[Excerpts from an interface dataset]
____________

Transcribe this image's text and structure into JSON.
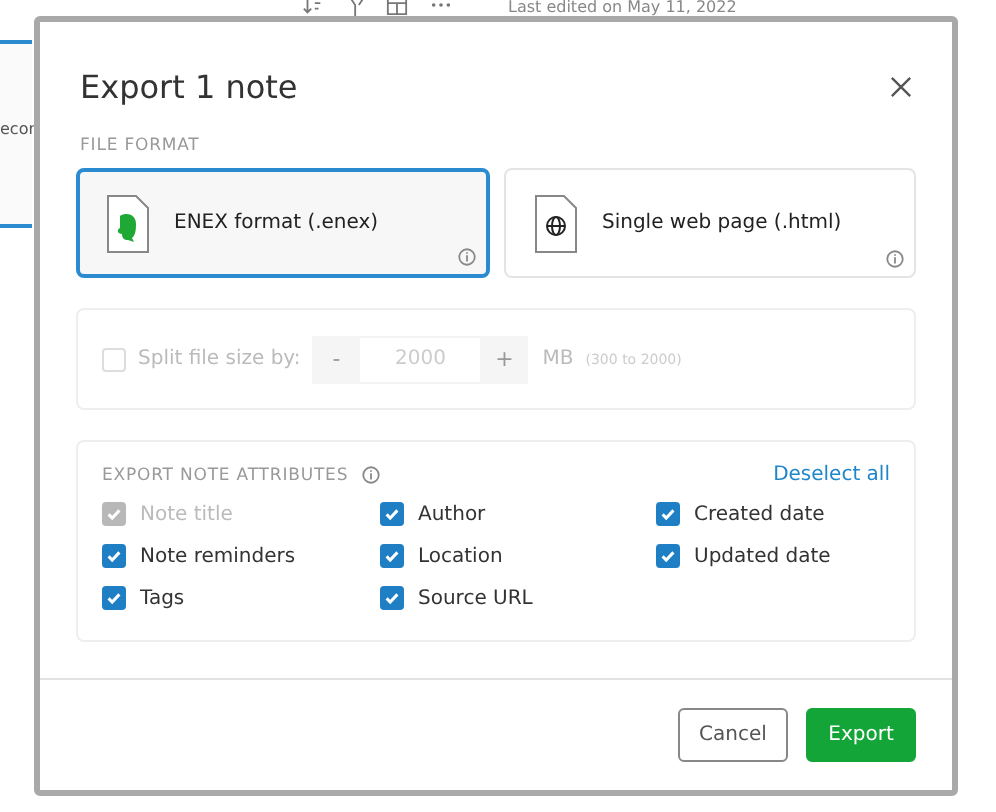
{
  "background": {
    "last_edited": "Last edited on May 11, 2022",
    "side_label": "ecor"
  },
  "dialog": {
    "title": "Export 1 note",
    "format_label": "FILE FORMAT",
    "formats": [
      {
        "kind": "enex",
        "label": "ENEX format (.enex)",
        "selected": true
      },
      {
        "kind": "html",
        "label": "Single web page (.html)",
        "selected": false
      }
    ],
    "split": {
      "label": "Split file size by:",
      "checked": false,
      "disabled": true,
      "minus": "-",
      "value": "2000",
      "plus": "+",
      "unit": "MB",
      "range": "(300 to 2000)"
    },
    "attributes": {
      "title": "EXPORT NOTE ATTRIBUTES",
      "action": "Deselect all",
      "items": [
        {
          "label": "Note title",
          "checked": true,
          "disabled": true
        },
        {
          "label": "Author",
          "checked": true,
          "disabled": false
        },
        {
          "label": "Created date",
          "checked": true,
          "disabled": false
        },
        {
          "label": "Note reminders",
          "checked": true,
          "disabled": false
        },
        {
          "label": "Location",
          "checked": true,
          "disabled": false
        },
        {
          "label": "Updated date",
          "checked": true,
          "disabled": false
        },
        {
          "label": "Tags",
          "checked": true,
          "disabled": false
        },
        {
          "label": "Source URL",
          "checked": true,
          "disabled": false
        }
      ]
    },
    "buttons": [
      {
        "kind": "secondary",
        "label": "Cancel"
      },
      {
        "kind": "primary",
        "label": "Export"
      }
    ]
  }
}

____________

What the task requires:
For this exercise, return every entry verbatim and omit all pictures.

Answer for this exercise:
Transcribe this image's text and structure into JSON.
{
  "background": {
    "last_edited": "Last edited on May 11, 2022",
    "side_label": "ecor"
  },
  "dialog": {
    "title": "Export 1 note",
    "format_label": "FILE FORMAT",
    "formats": [
      {
        "kind": "enex",
        "label": "ENEX format (.enex)",
        "selected": true
      },
      {
        "kind": "html",
        "label": "Single web page (.html)",
        "selected": false
      }
    ],
    "split": {
      "label": "Split file size by:",
      "checked": false,
      "disabled": true,
      "minus": "-",
      "value": "2000",
      "plus": "+",
      "unit": "MB",
      "range": "(300 to 2000)"
    },
    "attributes": {
      "title": "EXPORT NOTE ATTRIBUTES",
      "action": "Deselect all",
      "items": [
        {
          "label": "Note title",
          "checked": true,
          "disabled": true
        },
        {
          "label": "Author",
          "checked": true,
          "disabled": false
        },
        {
          "label": "Created date",
          "checked": true,
          "disabled": false
        },
        {
          "label": "Note reminders",
          "checked": true,
          "disabled": false
        },
        {
          "label": "Location",
          "checked": true,
          "disabled": false
        },
        {
          "label": "Updated date",
          "checked": true,
          "disabled": false
        },
        {
          "label": "Tags",
          "checked": true,
          "disabled": false
        },
        {
          "label": "Source URL",
          "checked": true,
          "disabled": false
        }
      ]
    },
    "buttons": [
      {
        "kind": "secondary",
        "label": "Cancel"
      },
      {
        "kind": "primary",
        "label": "Export"
      }
    ]
  }
}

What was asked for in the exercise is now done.